%%
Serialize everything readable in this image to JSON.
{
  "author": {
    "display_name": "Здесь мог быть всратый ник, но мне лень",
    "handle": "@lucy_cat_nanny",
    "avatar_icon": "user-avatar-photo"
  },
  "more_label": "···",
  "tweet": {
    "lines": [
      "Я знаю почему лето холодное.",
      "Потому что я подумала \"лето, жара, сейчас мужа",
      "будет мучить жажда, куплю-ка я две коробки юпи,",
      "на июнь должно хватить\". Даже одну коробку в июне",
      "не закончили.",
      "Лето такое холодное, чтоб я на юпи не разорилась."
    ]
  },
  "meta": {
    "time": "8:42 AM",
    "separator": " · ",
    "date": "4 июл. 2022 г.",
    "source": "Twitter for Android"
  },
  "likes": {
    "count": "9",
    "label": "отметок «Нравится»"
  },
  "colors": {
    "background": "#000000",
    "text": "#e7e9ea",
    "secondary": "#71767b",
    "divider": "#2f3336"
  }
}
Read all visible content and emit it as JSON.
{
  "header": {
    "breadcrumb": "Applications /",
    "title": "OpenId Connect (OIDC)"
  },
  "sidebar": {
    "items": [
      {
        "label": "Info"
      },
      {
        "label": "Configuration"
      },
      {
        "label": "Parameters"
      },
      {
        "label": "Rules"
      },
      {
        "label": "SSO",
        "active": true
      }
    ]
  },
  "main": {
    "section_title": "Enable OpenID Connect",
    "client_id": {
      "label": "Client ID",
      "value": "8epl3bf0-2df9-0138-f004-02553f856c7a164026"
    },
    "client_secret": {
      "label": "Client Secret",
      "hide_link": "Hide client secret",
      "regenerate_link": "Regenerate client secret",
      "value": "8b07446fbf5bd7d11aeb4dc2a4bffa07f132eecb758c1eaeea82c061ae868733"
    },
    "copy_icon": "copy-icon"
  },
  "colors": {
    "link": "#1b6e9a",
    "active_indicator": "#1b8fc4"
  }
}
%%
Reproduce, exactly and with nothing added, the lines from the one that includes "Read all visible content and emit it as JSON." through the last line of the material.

Read all visible content and emit it as JSON.
{
  "header": {
    "breadcrumb": "Applications /",
    "title": "OpenId Connect (OIDC)"
  },
  "sidebar": {
    "items": [
      {
        "label": "Info"
      },
      {
        "label": "Configuration"
      },
      {
        "label": "Parameters"
      },
      {
        "label": "Rules"
      },
      {
        "label": "SSO",
        "active": true
      }
    ]
  },
  "main": {
    "section_title": "Enable OpenID Connect",
    "client_id": {
      "label": "Client ID",
      "value": "8epl3bf0-2df9-0138-f004-02553f856c7a164026"
    },
    "client_secret": {
      "label": "Client Secret",
      "hide_link": "Hide client secret",
      "regenerate_link": "Regenerate client secret",
      "value": "8b07446fbf5bd7d11aeb4dc2a4bffa07f132eecb758c1eaeea82c061ae868733"
    },
    "copy_icon": "copy-icon"
  },
  "colors": {
    "link": "#1b6e9a",
    "active_indicator": "#1b8fc4"
  }
}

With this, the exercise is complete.